## INPUT DATA
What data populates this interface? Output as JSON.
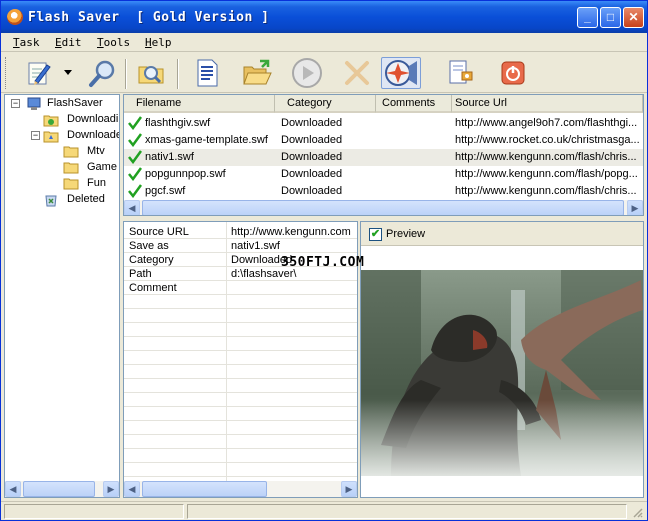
{
  "window": {
    "title": "Flash Saver  [ Gold Version ]"
  },
  "menu": [
    {
      "u": "T",
      "rest": "ask"
    },
    {
      "u": "E",
      "rest": "dit"
    },
    {
      "u": "T",
      "rest": "ools"
    },
    {
      "u": "H",
      "rest": "elp"
    }
  ],
  "toolbar": {
    "icons": [
      "edit-icon",
      "dropdown-arrow-icon",
      "search-icon",
      "find-folder-icon",
      "document-icon",
      "open-folder-icon",
      "play-icon",
      "delete-icon",
      "capture-icon",
      "settings-icon",
      "exit-icon"
    ]
  },
  "tree": {
    "root": "FlashSaver",
    "downloading": "Downloadi",
    "downloaded": "Downloade",
    "folders": [
      "Mtv",
      "Game",
      "Fun"
    ],
    "deleted": "Deleted"
  },
  "files": {
    "columns": [
      "Filename",
      "Category",
      "Comments",
      "Source Url"
    ],
    "rows": [
      {
        "name": "flashthgiv.swf",
        "category": "Downloaded",
        "comments": "",
        "url": "http://www.angel9oh7.com/flashthgi..."
      },
      {
        "name": "xmas-game-template.swf",
        "category": "Downloaded",
        "comments": "",
        "url": "http://www.rocket.co.uk/christmasga..."
      },
      {
        "name": "nativ1.swf",
        "category": "Downloaded",
        "comments": "",
        "url": "http://www.kengunn.com/flash/chris..."
      },
      {
        "name": "popgunnpop.swf",
        "category": "Downloaded",
        "comments": "",
        "url": "http://www.kengunn.com/flash/popg..."
      },
      {
        "name": "pgcf.swf",
        "category": "Downloaded",
        "comments": "",
        "url": "http://www.kengunn.com/flash/chris..."
      }
    ],
    "selected_index": 2
  },
  "properties": [
    {
      "key": "Source URL",
      "value": "http://www.kengunn.com"
    },
    {
      "key": "Save as",
      "value": "nativ1.swf"
    },
    {
      "key": "Category",
      "value": "Downloaded"
    },
    {
      "key": "Path",
      "value": "d:\\flashsaver\\"
    },
    {
      "key": "Comment",
      "value": ""
    }
  ],
  "preview": {
    "label": "Preview",
    "checked": true
  },
  "watermark": "350FTJ.COM"
}
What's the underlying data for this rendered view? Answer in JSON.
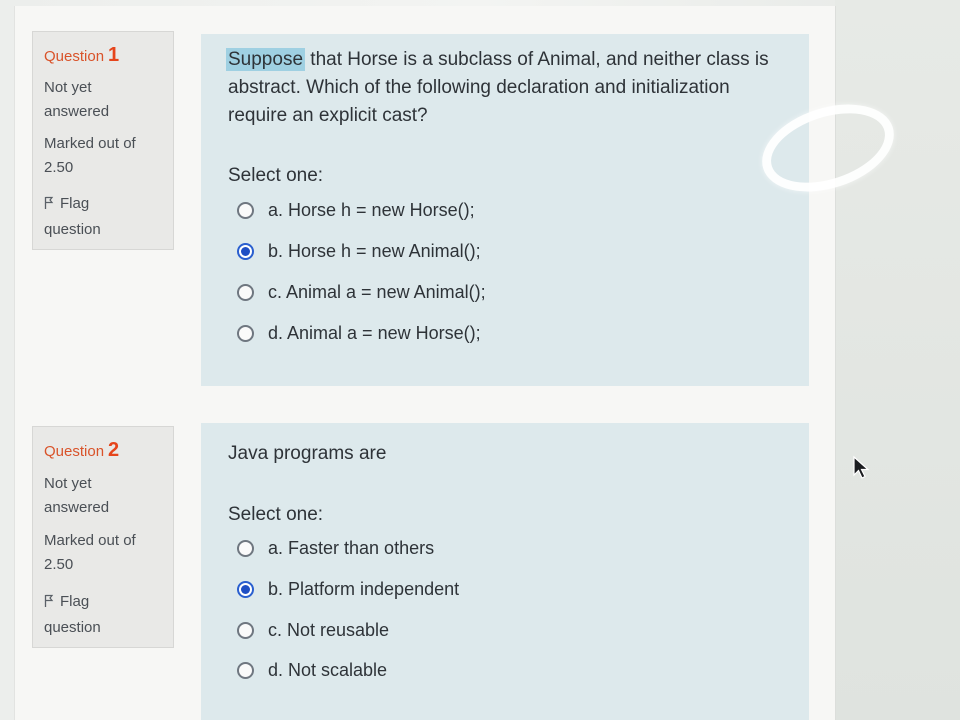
{
  "questions": [
    {
      "label": "Question",
      "number": "1",
      "status_line1": "Not yet",
      "status_line2": "answered",
      "marked_line1": "Marked out of",
      "marked_line2": "2.50",
      "flag_line1": "Flag",
      "flag_line2": "question",
      "text_highlight": "Suppose",
      "text_line1_rest": " that Horse is a subclass of Animal, and neither class is",
      "text_line2": "abstract. Which of the following declaration and initialization",
      "text_line3": "require an explicit cast?",
      "select_label": "Select one:",
      "options": [
        {
          "label": "a. Horse h = new Horse();",
          "checked": false
        },
        {
          "label": "b. Horse h = new Animal();",
          "checked": true
        },
        {
          "label": "c. Animal a = new Animal();",
          "checked": false
        },
        {
          "label": "d. Animal a = new Horse();",
          "checked": false
        }
      ]
    },
    {
      "label": "Question",
      "number": "2",
      "status_line1": "Not yet",
      "status_line2": "answered",
      "marked_line1": "Marked out of",
      "marked_line2": "2.50",
      "flag_line1": "Flag",
      "flag_line2": "question",
      "text_line1": "Java programs are",
      "select_label": "Select one:",
      "options": [
        {
          "label": "a. Faster than others",
          "checked": false
        },
        {
          "label": "b. Platform independent",
          "checked": true
        },
        {
          "label": "c. Not reusable",
          "checked": false
        },
        {
          "label": "d. Not scalable",
          "checked": false
        }
      ]
    }
  ],
  "colors": {
    "question_label": "#d9532a",
    "panel_bg": "#dde9ec",
    "highlight": "#9fd0e2",
    "radio_selected": "#1f4fc4"
  },
  "icons": {
    "flag": "flag-icon",
    "cursor": "mouse-cursor-icon"
  }
}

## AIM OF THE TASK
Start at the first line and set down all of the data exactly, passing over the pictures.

## RESPONSE TO THIS EXERCISE
What data populates this interface? Output as JSON.
{
  "window": {
    "title": "Flash Saver  [ Gold Version ]"
  },
  "menu": [
    {
      "u": "T",
      "rest": "ask"
    },
    {
      "u": "E",
      "rest": "dit"
    },
    {
      "u": "T",
      "rest": "ools"
    },
    {
      "u": "H",
      "rest": "elp"
    }
  ],
  "toolbar": {
    "icons": [
      "edit-icon",
      "dropdown-arrow-icon",
      "search-icon",
      "find-folder-icon",
      "document-icon",
      "open-folder-icon",
      "play-icon",
      "delete-icon",
      "capture-icon",
      "settings-icon",
      "exit-icon"
    ]
  },
  "tree": {
    "root": "FlashSaver",
    "downloading": "Downloadi",
    "downloaded": "Downloade",
    "folders": [
      "Mtv",
      "Game",
      "Fun"
    ],
    "deleted": "Deleted"
  },
  "files": {
    "columns": [
      "Filename",
      "Category",
      "Comments",
      "Source Url"
    ],
    "rows": [
      {
        "name": "flashthgiv.swf",
        "category": "Downloaded",
        "comments": "",
        "url": "http://www.angel9oh7.com/flashthgi..."
      },
      {
        "name": "xmas-game-template.swf",
        "category": "Downloaded",
        "comments": "",
        "url": "http://www.rocket.co.uk/christmasga..."
      },
      {
        "name": "nativ1.swf",
        "category": "Downloaded",
        "comments": "",
        "url": "http://www.kengunn.com/flash/chris..."
      },
      {
        "name": "popgunnpop.swf",
        "category": "Downloaded",
        "comments": "",
        "url": "http://www.kengunn.com/flash/popg..."
      },
      {
        "name": "pgcf.swf",
        "category": "Downloaded",
        "comments": "",
        "url": "http://www.kengunn.com/flash/chris..."
      }
    ],
    "selected_index": 2
  },
  "properties": [
    {
      "key": "Source URL",
      "value": "http://www.kengunn.com"
    },
    {
      "key": "Save as",
      "value": "nativ1.swf"
    },
    {
      "key": "Category",
      "value": "Downloaded"
    },
    {
      "key": "Path",
      "value": "d:\\flashsaver\\"
    },
    {
      "key": "Comment",
      "value": ""
    }
  ],
  "preview": {
    "label": "Preview",
    "checked": true
  },
  "watermark": "350FTJ.COM"
}
What's the underlying data for this rendered view? Answer in JSON.
{
  "questions": [
    {
      "label": "Question",
      "number": "1",
      "status_line1": "Not yet",
      "status_line2": "answered",
      "marked_line1": "Marked out of",
      "marked_line2": "2.50",
      "flag_line1": "Flag",
      "flag_line2": "question",
      "text_highlight": "Suppose",
      "text_line1_rest": " that Horse is a subclass of Animal, and neither class is",
      "text_line2": "abstract. Which of the following declaration and initialization",
      "text_line3": "require an explicit cast?",
      "select_label": "Select one:",
      "options": [
        {
          "label": "a. Horse h = new Horse();",
          "checked": false
        },
        {
          "label": "b. Horse h = new Animal();",
          "checked": true
        },
        {
          "label": "c. Animal a = new Animal();",
          "checked": false
        },
        {
          "label": "d. Animal a = new Horse();",
          "checked": false
        }
      ]
    },
    {
      "label": "Question",
      "number": "2",
      "status_line1": "Not yet",
      "status_line2": "answered",
      "marked_line1": "Marked out of",
      "marked_line2": "2.50",
      "flag_line1": "Flag",
      "flag_line2": "question",
      "text_line1": "Java programs are",
      "select_label": "Select one:",
      "options": [
        {
          "label": "a. Faster than others",
          "checked": false
        },
        {
          "label": "b. Platform independent",
          "checked": true
        },
        {
          "label": "c. Not reusable",
          "checked": false
        },
        {
          "label": "d. Not scalable",
          "checked": false
        }
      ]
    }
  ],
  "colors": {
    "question_label": "#d9532a",
    "panel_bg": "#dde9ec",
    "highlight": "#9fd0e2",
    "radio_selected": "#1f4fc4"
  },
  "icons": {
    "flag": "flag-icon",
    "cursor": "mouse-cursor-icon"
  }
}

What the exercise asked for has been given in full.